A: Show people this graph from Lesson 4 in Unit 8.5:
Multiplication is vexation,
Division is as bad;
The Rule of Three doth puzzle me,
And Practice drives me mad.
(old nursery rhyme.)
My first years of teaching, I worried my students looked at me much like Ben Stein as the teacher in Ferris Bueller’s Day Off. I cringe to think about the series of monotonous and leading questions I strung together to a room of dazed students slowly wilting in front of my eyes. “Bueller? Anyone?”
NCTM has called for structural and curricular changes in high school mathematics. Learn about how IM’s high school curriculum is aligned with the vision put forth by NCTM to end tracking, implement effective targeted instructional supports, and broaden the focus of teaching high school mathematics beyond college and career readiness.

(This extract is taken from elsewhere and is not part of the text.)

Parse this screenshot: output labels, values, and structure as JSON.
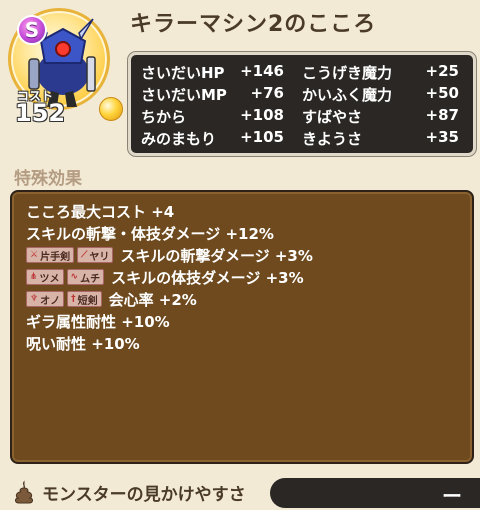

Supporting high-school students to write detailed, precise proofs is challenging. Learn about some of the design elements that IM used to invite students to a deep exploration of proof.
You will never have to subtract again.
Students sometimes learn about addition and subtraction of integers using integer chips. These are circular chips, with a yellow chip representing +1 and a red chip representing -1. You start with the all-important rule that $1 + (\text-1) = 0$, so you can add or remove a red-yellow pair without changing the number. To calculate the right hand side of the equation in the title, $3 + (\text-5)$, you put 3 yellow chips together with 5 red chips, then remove 3 red-yellow pairs, leaving 2 red chips. So $3 + (\text-5) = -2$. Continue reading “Why is 3 – 5 = 3 + (-5)?”
Having an extended period of time to teach a lesson can be an advantage in a problem-based classroom. Students and teachers can savor the questions that are asked. Activities can breathe in a way that they can’t in a shorter period of time. But questions about planning inevitably arise. We find ourselves asking questions like: Do I simply merge two lessons? What stays? What goes? How do we ensure that we engage our students in the right conversations that will prepare them for the next leg of the journey?
Teaching mathematics is a continuous cycle of identifying where each student is in their learning trajectory and determining meaningful ways in which to build on their current understandings. While we often have little control over students’ mathematical experiences before they walk into our classrooms, we do have complete control of our own learning.
“At the end of the day, this wasn’t about focusing on the objective, it was about making the objective meaningful to him.”